This is even as it condemned the Federal Government’s plan to borrow N126.925 billion for the National Identity Management Commission (NIMC) project.
Reviewing the 2022 Appropriation Bill, yesterday, in Abuja, the Lead Director, Centre for Social Justice (CSJ), Barrister Eze Onyekpere wondered why the Federal Government should borrow so much for a national identity card scheme when a majority of Nigerians have not got the card 10 years after their identities have been captured.
He said that the 2022 Appropriation Act should contain an explicit provision abolishing fuel subsidies, under-recovery or any subsidy on petroleum motor spirit by whatever name called or under any guise whatsoever.
This, he noted, will save the nation not less than N2 trillion and make same available for the Federation Account.
According to Onyekpere, not less than 60 per cent of the savings accruing from abolishing the subsidy should be channelled to dedicated ring-fenced (statutory) expenditure in education and health.
On the national identity card, he opined that the commission should be called to question over N126.925 billion to be borrowed.
“Why do we need to borrow so much for a national identity card scheme? Can the commission explain why the identity cards have not reached a majority of Nigerians whose identities have been captured over 10 years since the scheme kicked off?” he asked.

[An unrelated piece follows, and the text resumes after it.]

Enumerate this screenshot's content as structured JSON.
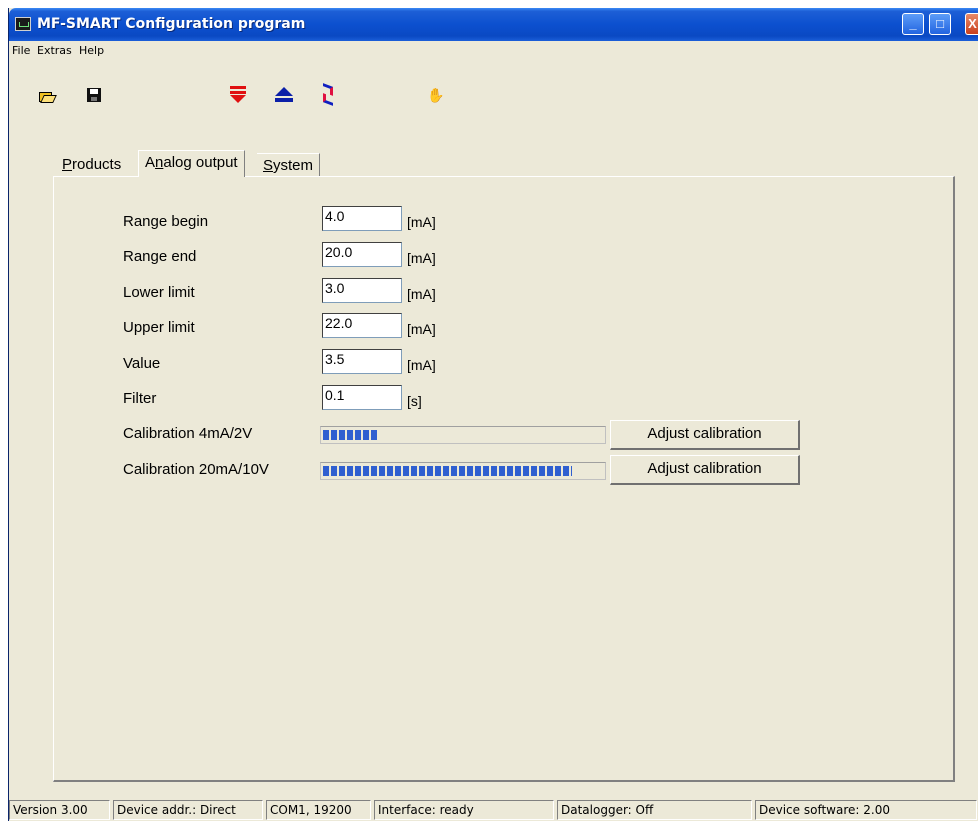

The lead director also picked holes on the N2.915 billion revenue expected from the minerals and mining sector, saying that it is grossly underestimated.
National Assembly, he said, should engage the mining authorities and the Ministry of Finance to ensure that illegal and private mining of public minerals is stopped and proper accruing revenue estimated included in the budget.
CSJ also suggested that there should be full implementation of the Petroleum Industry Act for reform in the oil and gas sector as this will also increase revenue available from oil and gas extraction in the medium term.
Onyekpere maintained that the leadership of the industry should be profesionalised and the new Nigerian National Petroleum Corporation (NNPC) and other emerging companies should not be subjected to political pressure and distortions now or any time in future.
“Federal Government’s expected revenue from electronic money transfer (formerly stamp duties) is grossly underestimated. National Assembly should conduct detailed hearings and seek expert advice on this revenue head to ensure that the full accruable revenue is approved. National Assembly should ensure that the executive accounts for the unaccounted accruals from previous years” he submitted.